Atkins Says Adoptive Family Inspires Him

Rodney Atkins' song "It's America" sits at the top of the Billboard Country Singles chart this week. It's a song that depicts some of the inspiring things about the United States.

Atkins' own story might be one of them.

Born in Knoxville, Atkins was put up for adoption and placed in the Holston Methodist Home for Children in Greeneville. Two couples took him home, but returned him because he was so sick.

"I had a respiratory staph infection and I think I was colicky, which I'm sure was a lovely sound to be hearing," says Atkins from his home in Nashville.

Allan and Margaret Atkins, though, were determined. They adopted Rodney and nursed him back to health.

The Atkins family moved around quite a bit before settling in Claiborne County. Rodney went from a sickly baby to a healthy kid who was always singing.

"I always used to love to sing, and they would laugh at me doing chores, cutting kindling or whatever," says Atkins. "I would be out there singing at the top of my lungs."

Atkins says he can remember being six or seven, listening to Charlie Daniels on the radio, and then asking his parents "'How do you get to do this?"

"They didn't really know, because it seemed like some farfetched dream," says Atkins.

In high school, Atkins began playing guitar and writing songs.
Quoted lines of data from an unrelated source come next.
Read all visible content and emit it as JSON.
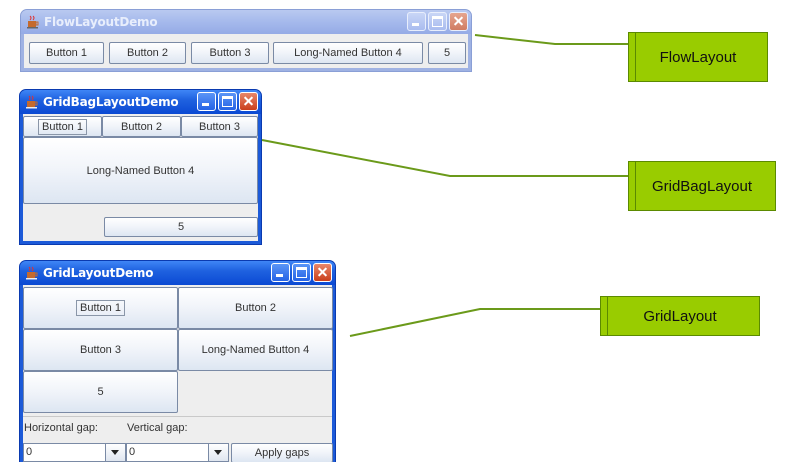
{
  "flow_window": {
    "title": "FlowLayoutDemo",
    "buttons": [
      "Button 1",
      "Button 2",
      "Button 3",
      "Long-Named Button 4",
      "5"
    ]
  },
  "gridbag_window": {
    "title": "GridBagLayoutDemo",
    "buttons": [
      "Button 1",
      "Button 2",
      "Button 3",
      "Long-Named Button 4",
      "5"
    ]
  },
  "grid_window": {
    "title": "GridLayoutDemo",
    "buttons": [
      "Button 1",
      "Button 2",
      "Button 3",
      "Long-Named Button 4",
      "5"
    ],
    "horizontal_gap_label": "Horizontal gap:",
    "vertical_gap_label": "Vertical gap:",
    "horizontal_gap_value": "0",
    "vertical_gap_value": "0",
    "apply_label": "Apply gaps"
  },
  "callouts": {
    "flow": "FlowLayout",
    "gridbag": "GridBagLayout",
    "grid": "GridLayout"
  },
  "colors": {
    "callout_fill": "#99cc00",
    "connector_line": "#6b9a1a",
    "active_titlebar": "#1f62e0",
    "inactive_titlebar": "#a5b9ec"
  }
}
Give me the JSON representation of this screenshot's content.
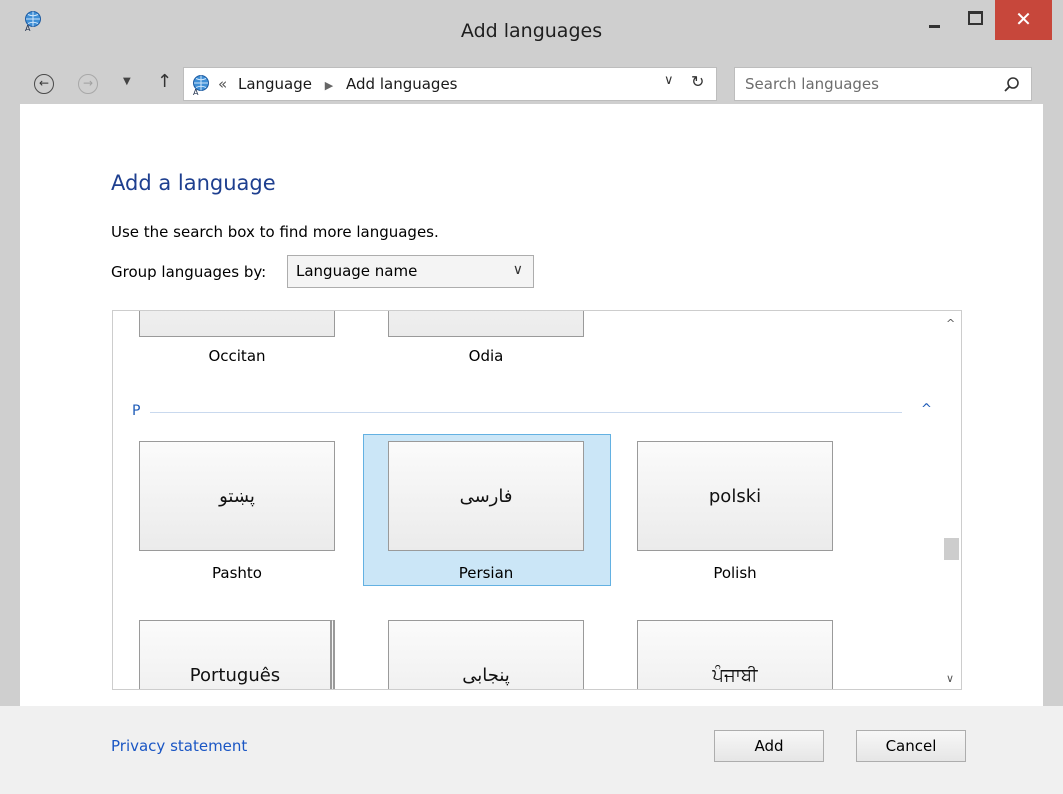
{
  "window": {
    "title": "Add languages",
    "close_glyph": "✕",
    "accent_close": "#c7473b"
  },
  "nav": {
    "back_glyph": "←",
    "forward_glyph": "→",
    "recent_glyph": "▼",
    "up_glyph": "↑",
    "breadcrumb_prefix": "«",
    "breadcrumbs": [
      "Language",
      "Add languages"
    ],
    "breadcrumb_sep": "▶",
    "address_dropdown_glyph": "∨",
    "refresh_glyph": "↻"
  },
  "search": {
    "placeholder": "Search languages",
    "icon": "search-icon"
  },
  "main": {
    "heading": "Add a language",
    "instruction": "Use the search box to find more languages.",
    "group_by_label": "Group languages by:",
    "group_by_value": "Language name",
    "group_by_chevron": "∨"
  },
  "sections": [
    {
      "letter": "P",
      "collapse_glyph": "^"
    }
  ],
  "tiles": [
    {
      "native": "",
      "label": "Occitan"
    },
    {
      "native": "",
      "label": "Odia"
    },
    {
      "native": "پښتو",
      "label": "Pashto"
    },
    {
      "native": "فارسی",
      "label": "Persian",
      "selected": true
    },
    {
      "native": "polski",
      "label": "Polish"
    },
    {
      "native": "Português",
      "label": ""
    },
    {
      "native": "پنجابی",
      "label": ""
    },
    {
      "native": "ਪੰਜਾਬੀ",
      "label": ""
    }
  ],
  "scroll": {
    "up_glyph": "^",
    "down_glyph": "∨",
    "position": 0.62
  },
  "footer": {
    "privacy": "Privacy statement",
    "add": "Add",
    "cancel": "Cancel"
  }
}
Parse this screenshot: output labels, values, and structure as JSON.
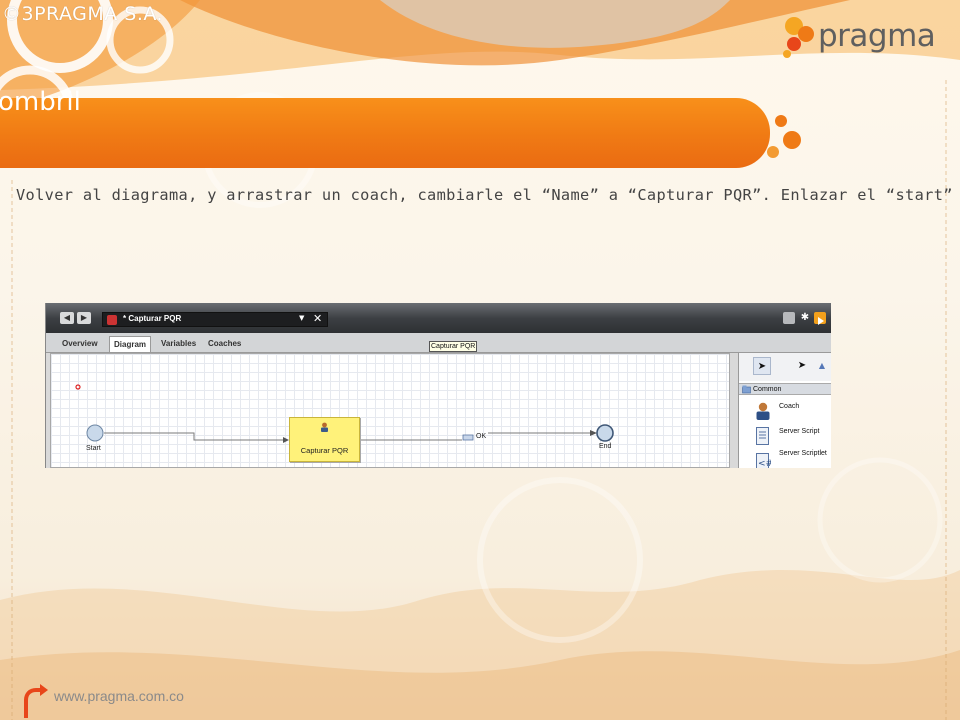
{
  "slide": {
    "copyright": "©3PRAGMA S.A.",
    "logo_text": "pragma",
    "banner_title": "ombril",
    "instruction": "Volver al diagrama, y arrastrar un coach, cambiarle el “Name” a “Capturar PQR”.  Enlazar el “start”",
    "footer_url": "www.pragma.com.co"
  },
  "colors": {
    "brand_orange": "#f07a14",
    "banner_gradient_top": "#f8901a",
    "coach_fill": "#fff27a"
  },
  "screenshot": {
    "editor_tab": {
      "label": "* Capturar PQR",
      "dropdown_icon": "chevron-down-icon",
      "close_symbol": "✕"
    },
    "nav": {
      "back_symbol": "◀",
      "forward_symbol": "▶"
    },
    "view_tabs": [
      {
        "label": "Overview",
        "active": false
      },
      {
        "label": "Diagram",
        "active": true
      },
      {
        "label": "Variables",
        "active": false
      },
      {
        "label": "Coaches",
        "active": false
      }
    ],
    "tooltip": "Capturar PQR",
    "diagram": {
      "start_label": "Start",
      "coach_label": "Capturar PQR",
      "flow_label": "OK",
      "end_label": "End"
    },
    "palette": {
      "section": "Common",
      "items": [
        {
          "label": "Coach",
          "icon": "coach-icon"
        },
        {
          "label": "Server Script",
          "icon": "server-script-icon"
        },
        {
          "label": "Server Scriptlet",
          "icon": "server-scriptlet-icon"
        }
      ]
    }
  }
}
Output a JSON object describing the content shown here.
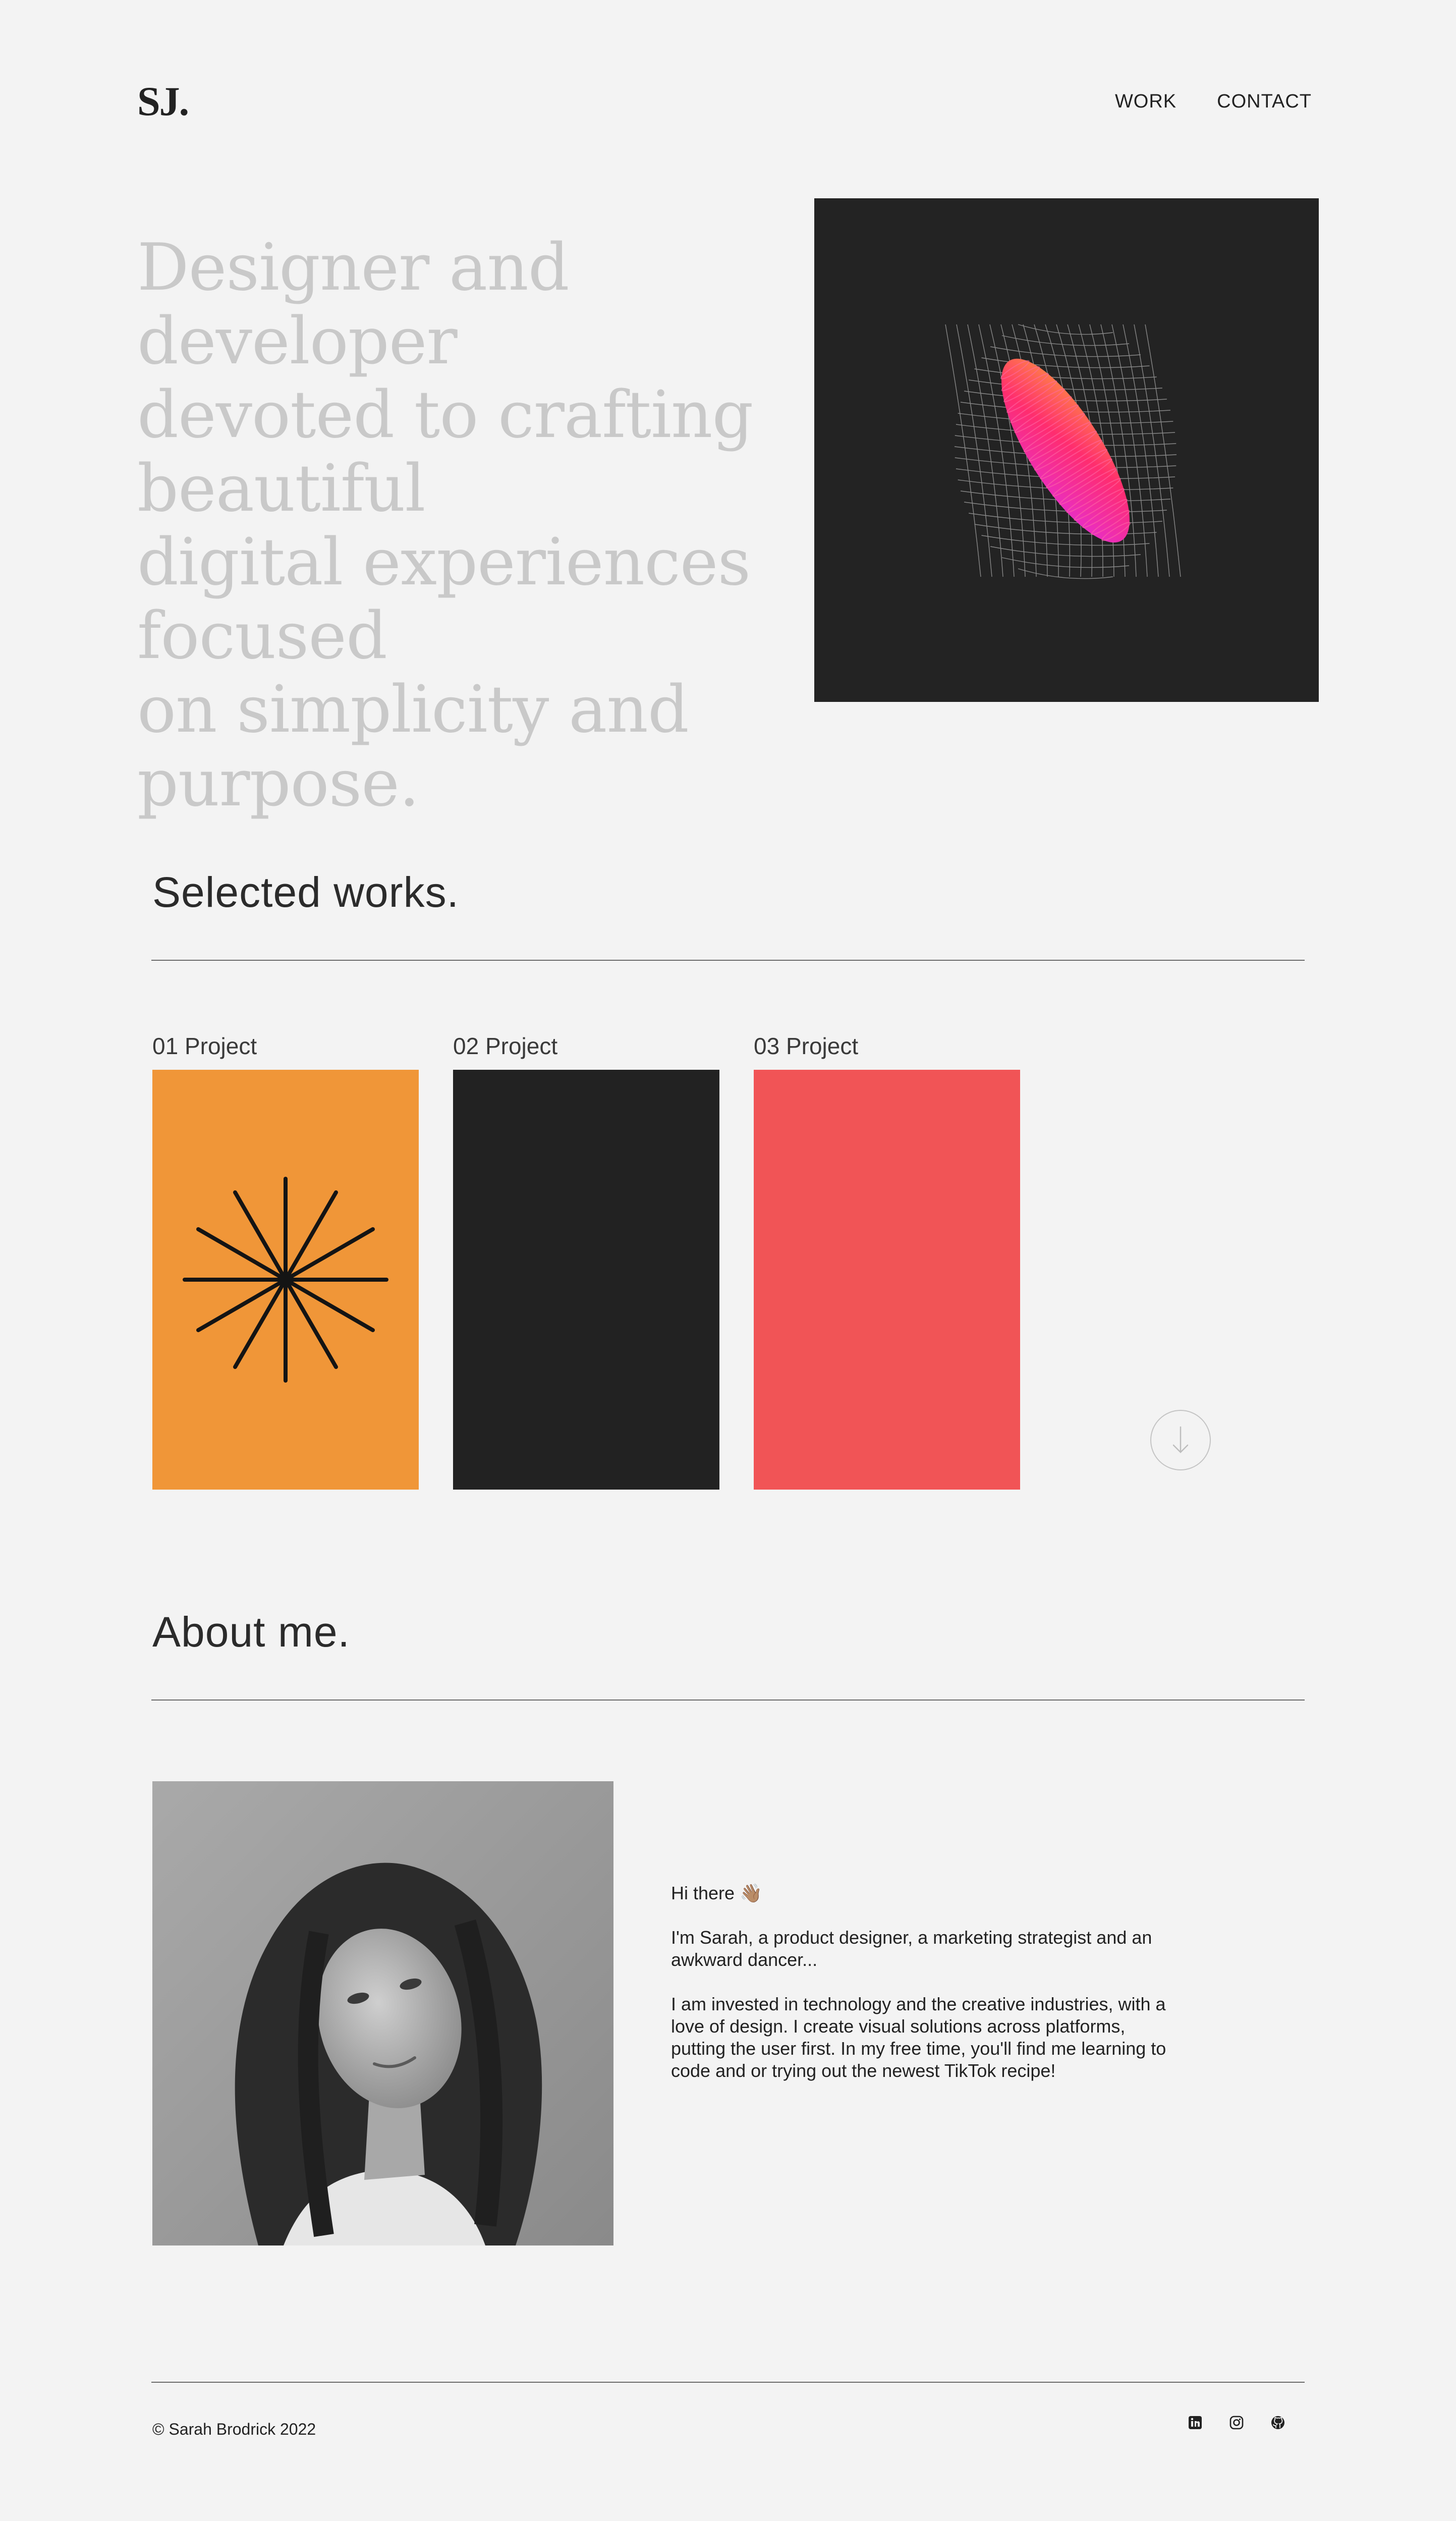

He continued the hobby while attending Walters State Community College and then Tennessee Tech University in Cookeville.

In Cookeville, he found friends who were also interested in song writing.

"I was just hanging out with friends and just for grins one night drove to Nashville to a writers' night to see what that was like."

Atkins ended up on stage performing some of his songs. The crowd reaction encouraged Atkins to continue writing.

"I just kept chipping away at it and got some interest from publishing companies."

In 1997, Atkins signed with Curb Records, but it wasn't until 2003's "Honesty (Write Me a List)" that Atkins earned his first Top 10 country hit. In 2006, he had his first country No. 1 with "If You're Going Through Hell (Before the Devil Even Knows)." He has since had four other songs reach the top slot and had a very successful concert career.

He says a show in Greeneville four years ago proved to be special.

"When we showed up somebody said 'This fella over here wants to see you.' I went over and there was an older man named Charles Hutchins and he grabbed me by the face and said 'Son, I'm that man who put you in your mama's hands.'"

After that meeting Atkins began doing charitable work for the Holston Methodist Home for Children.

Later, when Atkins performed a show in Washington, D.C., he was approached by representatives from the National Council on Adoption who had read a story about Atkins in the magazine Guideposts. Atkins agreed to become a national spokesperson for the organization.

"It's been incredible," says Atkins. "I got to play at the White House on National Adoption Day."

Married to his wife, Tammy Jo, for more than a decade, Atkins is father to a 7-year-old son and two teenage stepdaughters.

His own upbringing has given him a good start on what it takes to be a good parent.

"With my dad, he was working like crazy, but he would still go outside and play baseball with me. It's important to let your kids see you be silly. Take a Little Debbie and smear it on your face - just being goofy. That's the stuff they remember. My parents were very generous, very kind. They were always thinking of other people. That stuff sticks with you."

And, he says, being a biological parent is not the most important thing.

"In being adopted and knowing how my parents dealt with me, you know - love is thicker than blood."